### Exercise requirements
Across all lines of the entries, tally those with the word "Results" in them. The reply is the tally, by itself.

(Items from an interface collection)
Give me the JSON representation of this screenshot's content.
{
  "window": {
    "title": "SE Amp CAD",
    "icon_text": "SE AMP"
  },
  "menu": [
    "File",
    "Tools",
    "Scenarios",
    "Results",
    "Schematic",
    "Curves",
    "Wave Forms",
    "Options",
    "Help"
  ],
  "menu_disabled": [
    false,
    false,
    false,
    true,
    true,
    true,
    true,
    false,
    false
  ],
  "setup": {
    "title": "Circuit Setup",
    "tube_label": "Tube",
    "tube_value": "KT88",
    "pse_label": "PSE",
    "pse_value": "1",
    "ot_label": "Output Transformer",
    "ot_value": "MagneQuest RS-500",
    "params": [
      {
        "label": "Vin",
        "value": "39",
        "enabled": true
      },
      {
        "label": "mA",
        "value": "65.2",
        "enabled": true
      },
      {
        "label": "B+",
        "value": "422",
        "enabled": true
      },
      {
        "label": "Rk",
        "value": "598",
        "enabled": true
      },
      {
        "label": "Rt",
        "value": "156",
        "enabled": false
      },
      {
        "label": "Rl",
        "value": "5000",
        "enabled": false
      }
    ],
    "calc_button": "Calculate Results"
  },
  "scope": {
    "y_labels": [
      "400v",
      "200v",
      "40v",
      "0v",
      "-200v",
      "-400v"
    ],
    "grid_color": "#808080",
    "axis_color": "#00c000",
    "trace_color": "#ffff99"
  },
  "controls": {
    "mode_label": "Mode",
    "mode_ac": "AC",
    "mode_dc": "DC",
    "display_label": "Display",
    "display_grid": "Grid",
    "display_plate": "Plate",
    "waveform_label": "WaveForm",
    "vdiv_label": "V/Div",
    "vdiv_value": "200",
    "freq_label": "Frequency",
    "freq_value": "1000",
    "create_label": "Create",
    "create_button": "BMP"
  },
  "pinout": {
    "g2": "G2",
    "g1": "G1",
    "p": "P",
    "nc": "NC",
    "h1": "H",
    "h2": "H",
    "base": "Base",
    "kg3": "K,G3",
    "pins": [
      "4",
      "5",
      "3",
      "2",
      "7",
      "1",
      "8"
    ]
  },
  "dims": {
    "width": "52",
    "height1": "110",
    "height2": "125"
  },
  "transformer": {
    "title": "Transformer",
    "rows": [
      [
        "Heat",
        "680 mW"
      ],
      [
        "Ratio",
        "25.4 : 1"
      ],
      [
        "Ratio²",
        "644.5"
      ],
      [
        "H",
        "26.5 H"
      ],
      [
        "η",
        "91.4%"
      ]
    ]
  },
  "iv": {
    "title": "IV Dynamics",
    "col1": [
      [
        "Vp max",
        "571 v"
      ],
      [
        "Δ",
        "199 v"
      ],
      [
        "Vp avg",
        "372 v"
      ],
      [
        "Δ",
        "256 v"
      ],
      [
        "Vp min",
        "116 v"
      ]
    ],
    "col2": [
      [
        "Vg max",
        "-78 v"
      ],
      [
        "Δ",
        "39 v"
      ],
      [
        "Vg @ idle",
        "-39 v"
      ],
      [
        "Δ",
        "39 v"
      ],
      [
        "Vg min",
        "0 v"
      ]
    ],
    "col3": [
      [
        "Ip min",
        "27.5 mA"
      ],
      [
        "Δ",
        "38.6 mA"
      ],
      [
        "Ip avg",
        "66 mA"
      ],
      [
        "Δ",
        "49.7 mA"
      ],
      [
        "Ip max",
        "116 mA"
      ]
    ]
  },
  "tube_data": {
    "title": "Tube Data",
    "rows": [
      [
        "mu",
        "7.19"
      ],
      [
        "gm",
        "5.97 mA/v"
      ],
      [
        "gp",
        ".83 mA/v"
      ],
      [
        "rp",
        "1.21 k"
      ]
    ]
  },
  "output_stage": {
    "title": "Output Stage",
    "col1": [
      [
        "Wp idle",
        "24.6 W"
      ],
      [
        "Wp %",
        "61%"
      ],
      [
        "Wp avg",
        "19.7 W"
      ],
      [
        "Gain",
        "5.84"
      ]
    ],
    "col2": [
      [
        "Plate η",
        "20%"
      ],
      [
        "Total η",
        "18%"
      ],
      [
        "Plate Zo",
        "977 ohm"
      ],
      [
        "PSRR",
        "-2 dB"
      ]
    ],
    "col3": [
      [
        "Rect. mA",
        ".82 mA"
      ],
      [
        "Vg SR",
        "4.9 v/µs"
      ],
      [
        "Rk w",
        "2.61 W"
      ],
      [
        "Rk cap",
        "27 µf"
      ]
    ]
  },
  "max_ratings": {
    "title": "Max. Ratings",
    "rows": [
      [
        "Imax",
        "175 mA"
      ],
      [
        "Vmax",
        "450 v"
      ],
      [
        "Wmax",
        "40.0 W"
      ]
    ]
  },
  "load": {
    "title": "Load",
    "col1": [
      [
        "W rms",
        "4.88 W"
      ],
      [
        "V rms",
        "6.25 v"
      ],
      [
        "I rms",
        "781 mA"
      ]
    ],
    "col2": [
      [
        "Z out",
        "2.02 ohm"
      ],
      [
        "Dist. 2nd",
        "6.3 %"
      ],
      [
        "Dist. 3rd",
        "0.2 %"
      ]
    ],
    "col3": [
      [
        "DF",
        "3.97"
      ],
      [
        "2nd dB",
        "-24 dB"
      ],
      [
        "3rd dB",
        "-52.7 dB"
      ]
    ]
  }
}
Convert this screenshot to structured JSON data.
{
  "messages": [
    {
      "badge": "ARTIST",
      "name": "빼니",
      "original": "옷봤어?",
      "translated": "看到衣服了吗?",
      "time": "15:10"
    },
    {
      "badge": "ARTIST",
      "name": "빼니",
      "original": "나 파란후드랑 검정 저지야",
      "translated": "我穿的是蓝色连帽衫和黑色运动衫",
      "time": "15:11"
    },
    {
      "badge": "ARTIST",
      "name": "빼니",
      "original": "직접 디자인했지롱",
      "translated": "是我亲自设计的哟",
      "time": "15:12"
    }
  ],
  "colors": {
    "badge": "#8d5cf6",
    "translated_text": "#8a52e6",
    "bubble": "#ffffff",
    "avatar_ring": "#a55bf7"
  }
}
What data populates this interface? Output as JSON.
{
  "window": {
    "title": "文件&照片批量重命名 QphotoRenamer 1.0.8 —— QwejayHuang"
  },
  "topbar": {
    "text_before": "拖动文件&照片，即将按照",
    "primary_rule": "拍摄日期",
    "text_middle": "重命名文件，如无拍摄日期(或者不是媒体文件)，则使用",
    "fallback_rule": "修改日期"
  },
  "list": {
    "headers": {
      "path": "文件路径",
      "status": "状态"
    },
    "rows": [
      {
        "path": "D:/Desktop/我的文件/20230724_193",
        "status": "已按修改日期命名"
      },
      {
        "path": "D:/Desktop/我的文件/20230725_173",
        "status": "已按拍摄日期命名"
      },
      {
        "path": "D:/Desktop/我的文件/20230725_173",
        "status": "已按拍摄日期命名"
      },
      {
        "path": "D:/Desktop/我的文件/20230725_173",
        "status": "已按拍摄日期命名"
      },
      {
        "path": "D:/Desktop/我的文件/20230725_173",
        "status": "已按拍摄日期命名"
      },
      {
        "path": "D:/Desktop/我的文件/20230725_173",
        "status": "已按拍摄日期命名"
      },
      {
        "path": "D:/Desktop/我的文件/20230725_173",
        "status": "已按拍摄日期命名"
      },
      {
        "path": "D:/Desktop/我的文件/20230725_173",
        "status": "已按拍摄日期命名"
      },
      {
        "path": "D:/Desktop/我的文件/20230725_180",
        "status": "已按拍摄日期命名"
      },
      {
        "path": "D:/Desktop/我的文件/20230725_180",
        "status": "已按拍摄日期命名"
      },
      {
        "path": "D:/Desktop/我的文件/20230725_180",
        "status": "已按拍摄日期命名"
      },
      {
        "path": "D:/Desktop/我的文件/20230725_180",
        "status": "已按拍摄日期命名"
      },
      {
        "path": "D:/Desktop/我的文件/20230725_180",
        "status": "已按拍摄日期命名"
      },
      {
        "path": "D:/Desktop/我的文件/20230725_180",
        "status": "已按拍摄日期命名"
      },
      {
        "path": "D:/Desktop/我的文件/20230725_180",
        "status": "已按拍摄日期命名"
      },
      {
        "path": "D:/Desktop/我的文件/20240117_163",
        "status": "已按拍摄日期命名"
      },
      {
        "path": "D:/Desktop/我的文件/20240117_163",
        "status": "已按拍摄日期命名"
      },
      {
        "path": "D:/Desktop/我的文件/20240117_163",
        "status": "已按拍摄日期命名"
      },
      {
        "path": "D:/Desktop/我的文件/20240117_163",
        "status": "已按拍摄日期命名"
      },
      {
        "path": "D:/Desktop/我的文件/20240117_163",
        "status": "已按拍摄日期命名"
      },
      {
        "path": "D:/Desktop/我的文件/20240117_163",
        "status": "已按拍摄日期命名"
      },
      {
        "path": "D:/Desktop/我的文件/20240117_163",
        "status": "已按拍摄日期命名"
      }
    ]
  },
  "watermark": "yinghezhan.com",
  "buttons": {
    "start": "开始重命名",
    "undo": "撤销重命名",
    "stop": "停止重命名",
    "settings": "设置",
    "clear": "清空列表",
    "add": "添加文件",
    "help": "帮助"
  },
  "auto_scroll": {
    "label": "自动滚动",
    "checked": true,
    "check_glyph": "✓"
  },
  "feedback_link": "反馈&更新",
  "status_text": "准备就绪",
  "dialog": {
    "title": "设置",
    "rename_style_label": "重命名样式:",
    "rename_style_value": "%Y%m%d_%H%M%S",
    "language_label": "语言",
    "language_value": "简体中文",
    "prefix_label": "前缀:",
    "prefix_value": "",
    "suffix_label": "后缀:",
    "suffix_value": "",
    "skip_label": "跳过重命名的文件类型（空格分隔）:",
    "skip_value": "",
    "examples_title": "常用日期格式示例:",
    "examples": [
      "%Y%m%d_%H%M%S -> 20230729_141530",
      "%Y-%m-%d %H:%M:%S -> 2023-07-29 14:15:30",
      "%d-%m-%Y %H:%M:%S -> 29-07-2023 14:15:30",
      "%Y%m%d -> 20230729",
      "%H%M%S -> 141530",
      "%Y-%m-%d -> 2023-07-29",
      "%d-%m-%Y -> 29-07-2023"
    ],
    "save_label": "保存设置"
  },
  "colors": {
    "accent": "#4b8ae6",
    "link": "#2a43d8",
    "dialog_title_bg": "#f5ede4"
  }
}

### Completed exercise
2